The Legend of Ponnivala
This key foundation project which we have worked to develop over many years, is now beginning to gain traction in local Toronto-area schools. Our core idea is to introduce students to another time and place in ways will enrich cultural equity in a school’s curriculum offerings. By stressing historical parallels and similarities between the Canadian historical experience and the broad strokes of social change elsewhere in the world we hope to develop students’ positive appreciation of others’ social roots and heritages. We are particularly focused on story-telling as an effective way to achieve this goal. Because our own in-depth Ponnivala example is drawn from India, teachers and principals working with large groups of South Asian immigrant students have shown particular interest in our curriculum suggestions. In order to balance out our own materials with legends drawn from elsewhere in the world we are also planning to develop a series of “parent-student workshops” where members of this key resource pool will be asked to contribute stories from their own cultural pasts.

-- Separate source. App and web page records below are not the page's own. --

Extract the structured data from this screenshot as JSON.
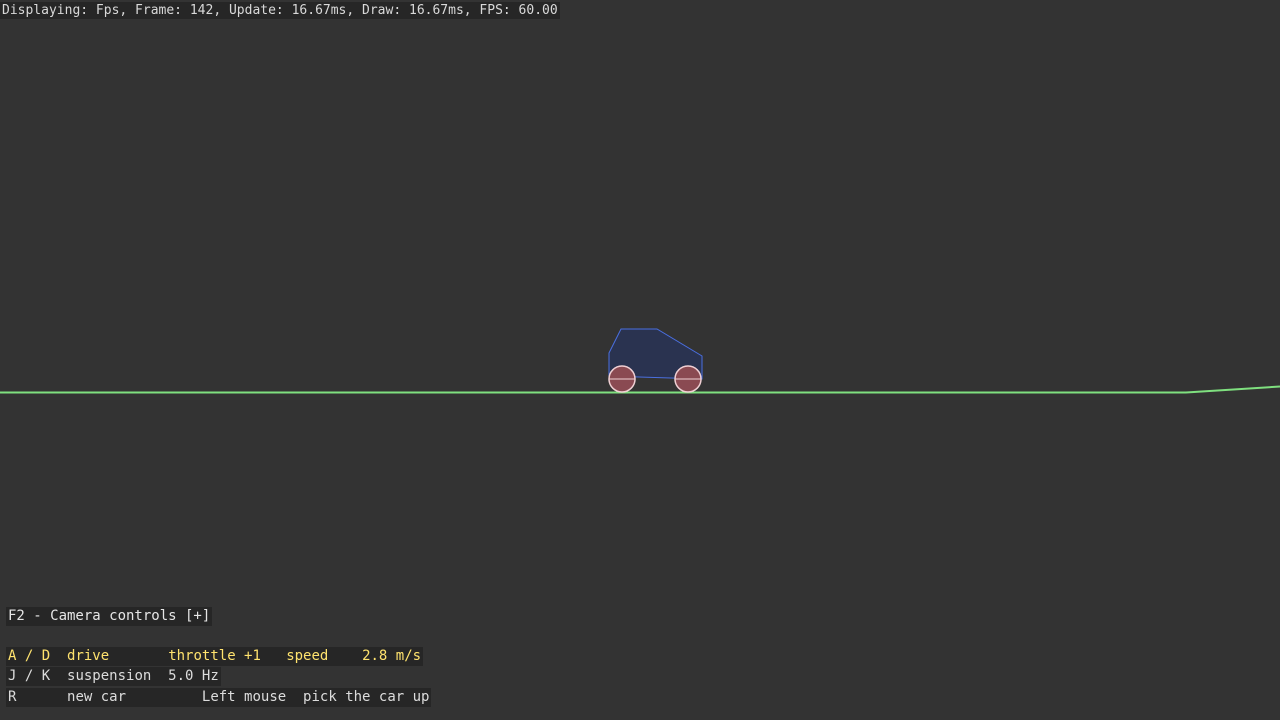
{
  "stats": {
    "text": "Displaying: Fps, Frame: 142, Update: 16.67ms, Draw: 16.67ms, FPS: 60.00"
  },
  "camera_hint": {
    "text": "F2 - Camera controls [+]"
  },
  "controls": {
    "drive": {
      "key": "A / D",
      "action": "drive",
      "throttle": "throttle +1",
      "speed_label": "speed",
      "speed_value": "2.8 m/s"
    },
    "suspension": {
      "key": "J / K",
      "action": "suspension",
      "value": "5.0 Hz"
    },
    "reset": {
      "key": "R",
      "action": "new car",
      "mouse_key": "Left mouse",
      "mouse_action": "pick the car up"
    }
  },
  "colors": {
    "background": "#333333",
    "ground": "#7fe07f",
    "car_body_fill": "#2a3350",
    "car_body_stroke": "#4a6fe0",
    "wheel_fill": "#8a4a52",
    "wheel_stroke": "#f0d0d4",
    "highlight_row": "#ffe36e"
  }
}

We now have one private and one public school in the Toronto area that are already using the Legend of Ponnivala in multi-grade settings. These two schools have become leaders in our experimental curriculum work. A second public school has recently purchased a wide range of materials and will be starting to introduce students to the Ponnivala story very soon. Two additional public schools have also expressed keen interest in pursuing the idea. This means that our ideas are starting to spread. The foundation is also engaged in an after-school project scheduled to rollout during the months of October-November of this year. In this experimental initiative the Ponnivala legend will be woven into elementary-level lessons on body movement, balance and self-control using principles drawn from an ancient South Indian (martial) art known as Kalari.
On September 19th the Director of the York Region District School Board visited the Coppard Glen public school in Markham, Ontario to learn more about the Legend of Poninvala teaching initiative being rolled out there. He was accompanied by the Superintendent for the same district, plus an elected School Trustee, plus Coppard’s own Principal and Vice Principal. A second Vice Principal, who spear headed the project but has now moved to another school was also there along with a number of enthusiastic teachers. The Foundation’s role in this large project was represented by the presence of three of its Board Members and also its newly hired Curriculum Design Assistant. The York Region School Board’s administrative Director listened to an excellent series of teacher presentations that were enlivened by many descriptive examples of how our Ponnivala curriculum materials have been used thus far. The Director made some helpful comments in return and asked good questions. Rumour has it that he went away very well impressed! We hope this very strong and positive presentation of the Foundation’s work on teaching multicultural equity at the Coppard Glen school will set a strong positive example and help to roll out our efforts elsewhere. Below are some pictures of this exciting and very successful event. Some of the comments and artwork produced by Coppard Glen school students is included. Their enthusiasm for The Legend of Poninvala is certainly contagious!
Names of Key Persons Attending
Jay Parapally – Director, York Region District School Board; Rashmi Swarup – Superintendent, YRDSB; Juanita Nathan – Trustee, YRDSB; Mary Salvarinas – Principal, Coppard Glen Public School; Padmani Padiyachy, V-Principal, Cedarwood Public School; Teresa Evans, V-Principal Coppard Glen Public School; Brenda Beck – President, The Sophia Hilton Foundation of Canada; Jey Jeyakanthan – Board Member, The SHFofC; Eric Harris – Board Member, The SHFofC; Melshean Boardman – Curriculum Design Assistant, The SHFofC.